Advertising Rock Stars, A.K.A. Copywriters

The Idea Writers by Creativity editor Teressa Iezzi is a celebration of the copywriter’s role advertising and popular culture.

In her chapter “Digital Is Not A Channel” Iezzi discusses how the post-digital copywriter is a creator of ideas, a master of craft, a conversationalist and more. Describing how much more complex the job is today is a central current in her book. At one point she quotes Guy Barnett of The Brooklyn Brothers, who explains in part what a copywriter must be made of today:

Your choice of phrasing and syntax needs to be that much more nimble and informed. You need to keep people both entertained and informed. You need to be authoritative, charming, funny. You need to be able to recount a story and digress in all directions. You need to be able to do it in a variety of voices so you can work on a number of brands. And you need to be able to express yourself in 140 characters or less as well as at length on the back of packaging. And there simply aren’t that many writers who can do that. Actually, there are; they just don’t see advertising as a career. We call them authors. Or columnists. Or journalists. Or bloggers.

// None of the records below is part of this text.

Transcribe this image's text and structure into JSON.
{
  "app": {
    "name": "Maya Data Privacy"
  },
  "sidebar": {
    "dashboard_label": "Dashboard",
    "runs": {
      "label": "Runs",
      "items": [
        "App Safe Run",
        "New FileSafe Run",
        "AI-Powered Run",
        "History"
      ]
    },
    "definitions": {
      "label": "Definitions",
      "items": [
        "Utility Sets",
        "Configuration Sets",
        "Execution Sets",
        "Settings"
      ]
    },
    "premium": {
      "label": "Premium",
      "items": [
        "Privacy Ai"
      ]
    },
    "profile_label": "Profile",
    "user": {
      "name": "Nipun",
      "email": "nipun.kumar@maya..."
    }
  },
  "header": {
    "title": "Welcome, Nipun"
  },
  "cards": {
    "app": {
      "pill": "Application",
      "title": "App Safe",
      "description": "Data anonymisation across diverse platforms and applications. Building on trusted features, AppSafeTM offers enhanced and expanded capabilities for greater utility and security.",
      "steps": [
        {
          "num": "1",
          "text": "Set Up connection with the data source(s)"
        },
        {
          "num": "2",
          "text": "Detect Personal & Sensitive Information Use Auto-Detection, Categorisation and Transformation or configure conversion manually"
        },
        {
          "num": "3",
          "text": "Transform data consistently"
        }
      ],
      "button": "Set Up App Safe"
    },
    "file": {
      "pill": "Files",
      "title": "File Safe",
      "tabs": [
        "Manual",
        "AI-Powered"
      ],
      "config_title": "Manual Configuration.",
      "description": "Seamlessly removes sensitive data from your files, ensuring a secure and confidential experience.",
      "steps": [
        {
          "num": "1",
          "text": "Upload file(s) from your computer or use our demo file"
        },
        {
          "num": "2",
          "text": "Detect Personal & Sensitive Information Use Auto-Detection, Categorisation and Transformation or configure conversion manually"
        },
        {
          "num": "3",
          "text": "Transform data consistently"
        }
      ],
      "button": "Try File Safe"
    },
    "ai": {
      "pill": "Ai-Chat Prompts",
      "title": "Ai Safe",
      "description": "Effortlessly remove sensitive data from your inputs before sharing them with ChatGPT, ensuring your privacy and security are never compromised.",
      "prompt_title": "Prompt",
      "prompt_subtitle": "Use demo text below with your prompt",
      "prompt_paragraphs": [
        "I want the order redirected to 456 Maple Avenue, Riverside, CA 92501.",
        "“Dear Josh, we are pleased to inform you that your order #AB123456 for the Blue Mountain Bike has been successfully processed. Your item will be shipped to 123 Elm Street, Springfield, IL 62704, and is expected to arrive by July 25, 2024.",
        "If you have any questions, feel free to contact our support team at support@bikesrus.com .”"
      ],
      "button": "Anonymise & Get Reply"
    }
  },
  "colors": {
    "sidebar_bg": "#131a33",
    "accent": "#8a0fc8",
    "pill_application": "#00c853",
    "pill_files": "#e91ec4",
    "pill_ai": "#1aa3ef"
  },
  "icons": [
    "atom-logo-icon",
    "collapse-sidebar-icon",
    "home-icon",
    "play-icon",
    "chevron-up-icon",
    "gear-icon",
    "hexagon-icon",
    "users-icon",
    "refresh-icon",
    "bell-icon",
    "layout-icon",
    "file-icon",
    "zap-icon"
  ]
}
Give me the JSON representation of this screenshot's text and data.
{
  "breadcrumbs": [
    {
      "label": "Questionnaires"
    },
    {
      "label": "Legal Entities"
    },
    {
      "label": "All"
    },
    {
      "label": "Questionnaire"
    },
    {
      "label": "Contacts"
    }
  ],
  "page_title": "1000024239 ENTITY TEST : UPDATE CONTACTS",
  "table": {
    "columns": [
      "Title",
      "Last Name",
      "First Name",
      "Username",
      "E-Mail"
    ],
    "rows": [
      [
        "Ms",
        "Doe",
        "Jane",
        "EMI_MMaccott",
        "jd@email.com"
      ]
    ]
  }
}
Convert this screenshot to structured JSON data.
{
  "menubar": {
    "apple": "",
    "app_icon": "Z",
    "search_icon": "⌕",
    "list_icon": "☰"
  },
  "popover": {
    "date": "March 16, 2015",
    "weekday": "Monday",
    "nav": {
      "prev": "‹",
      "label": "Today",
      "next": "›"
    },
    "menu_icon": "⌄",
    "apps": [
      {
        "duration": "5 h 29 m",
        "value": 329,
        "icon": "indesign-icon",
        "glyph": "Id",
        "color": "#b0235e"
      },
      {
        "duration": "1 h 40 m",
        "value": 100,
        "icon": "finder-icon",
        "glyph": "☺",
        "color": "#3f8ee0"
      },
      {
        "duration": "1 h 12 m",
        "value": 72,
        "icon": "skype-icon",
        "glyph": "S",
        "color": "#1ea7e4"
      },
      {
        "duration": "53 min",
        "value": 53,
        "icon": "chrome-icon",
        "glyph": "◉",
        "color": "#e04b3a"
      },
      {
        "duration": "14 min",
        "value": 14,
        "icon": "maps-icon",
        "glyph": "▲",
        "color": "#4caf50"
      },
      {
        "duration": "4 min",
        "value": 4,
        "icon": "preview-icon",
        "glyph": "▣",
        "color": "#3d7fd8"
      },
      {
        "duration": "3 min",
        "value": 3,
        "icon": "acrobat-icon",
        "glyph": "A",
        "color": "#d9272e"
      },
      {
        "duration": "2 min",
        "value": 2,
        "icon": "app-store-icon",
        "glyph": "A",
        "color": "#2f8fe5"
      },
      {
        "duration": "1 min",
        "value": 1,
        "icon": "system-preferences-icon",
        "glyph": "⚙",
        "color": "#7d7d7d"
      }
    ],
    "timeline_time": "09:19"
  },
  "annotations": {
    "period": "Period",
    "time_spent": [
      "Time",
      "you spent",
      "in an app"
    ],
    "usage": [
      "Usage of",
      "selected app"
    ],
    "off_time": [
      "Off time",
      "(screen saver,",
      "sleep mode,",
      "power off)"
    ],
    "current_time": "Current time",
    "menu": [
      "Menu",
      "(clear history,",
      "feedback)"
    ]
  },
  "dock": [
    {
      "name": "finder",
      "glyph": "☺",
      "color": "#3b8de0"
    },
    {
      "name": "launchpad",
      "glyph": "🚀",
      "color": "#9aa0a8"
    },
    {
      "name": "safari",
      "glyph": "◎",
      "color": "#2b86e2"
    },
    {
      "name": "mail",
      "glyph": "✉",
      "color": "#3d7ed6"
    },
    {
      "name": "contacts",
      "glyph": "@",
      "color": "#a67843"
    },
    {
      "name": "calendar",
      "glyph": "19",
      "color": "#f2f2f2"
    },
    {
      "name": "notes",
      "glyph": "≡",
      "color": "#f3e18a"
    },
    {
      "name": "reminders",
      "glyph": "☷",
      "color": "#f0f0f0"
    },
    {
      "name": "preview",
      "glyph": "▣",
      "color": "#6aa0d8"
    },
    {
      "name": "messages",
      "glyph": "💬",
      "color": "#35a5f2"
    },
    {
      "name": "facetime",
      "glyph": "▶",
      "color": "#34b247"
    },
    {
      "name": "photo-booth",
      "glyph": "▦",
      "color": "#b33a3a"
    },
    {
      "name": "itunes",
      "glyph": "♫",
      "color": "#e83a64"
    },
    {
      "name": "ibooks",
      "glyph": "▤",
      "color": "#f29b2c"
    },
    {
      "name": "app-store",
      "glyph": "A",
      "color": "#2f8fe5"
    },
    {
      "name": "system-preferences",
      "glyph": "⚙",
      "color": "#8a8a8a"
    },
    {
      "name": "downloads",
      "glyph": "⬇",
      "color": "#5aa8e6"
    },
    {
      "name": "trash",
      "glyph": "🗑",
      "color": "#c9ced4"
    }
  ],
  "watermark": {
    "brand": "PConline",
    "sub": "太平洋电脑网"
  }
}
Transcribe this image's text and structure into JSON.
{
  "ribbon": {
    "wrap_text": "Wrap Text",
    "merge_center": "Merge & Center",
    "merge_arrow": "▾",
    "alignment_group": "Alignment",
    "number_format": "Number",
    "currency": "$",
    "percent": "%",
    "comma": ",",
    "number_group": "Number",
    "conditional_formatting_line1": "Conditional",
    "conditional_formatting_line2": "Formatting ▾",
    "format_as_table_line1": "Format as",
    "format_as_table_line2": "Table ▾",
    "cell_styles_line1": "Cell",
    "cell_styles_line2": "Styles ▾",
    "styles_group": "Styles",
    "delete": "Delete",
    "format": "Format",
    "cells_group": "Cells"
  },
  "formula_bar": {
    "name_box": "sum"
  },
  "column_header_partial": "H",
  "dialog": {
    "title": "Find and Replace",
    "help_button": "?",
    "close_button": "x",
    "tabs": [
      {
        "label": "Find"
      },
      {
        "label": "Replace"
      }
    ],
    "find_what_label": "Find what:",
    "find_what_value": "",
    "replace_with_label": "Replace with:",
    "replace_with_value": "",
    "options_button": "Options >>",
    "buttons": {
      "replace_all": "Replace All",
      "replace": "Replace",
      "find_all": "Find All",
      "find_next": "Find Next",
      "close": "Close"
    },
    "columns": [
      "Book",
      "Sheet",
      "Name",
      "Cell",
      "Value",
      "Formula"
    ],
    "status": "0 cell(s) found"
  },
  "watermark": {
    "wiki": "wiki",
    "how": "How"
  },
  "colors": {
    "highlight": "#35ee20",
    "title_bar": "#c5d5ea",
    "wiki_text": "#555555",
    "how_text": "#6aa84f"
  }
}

And people bristle when they learn of our fees. For shame!

Previously on AdPulp: This Post Is Not Brought To You By Bing, But It Could Be



About David Burn

I wrote my first ad for a political candidate when I was 17 years old. She won her race and I felt the seductive power of advertising for the first time. Today—after working for seven agencies in five states—I am head of brand strategy and creative at Bonehook in Portland, Oregon.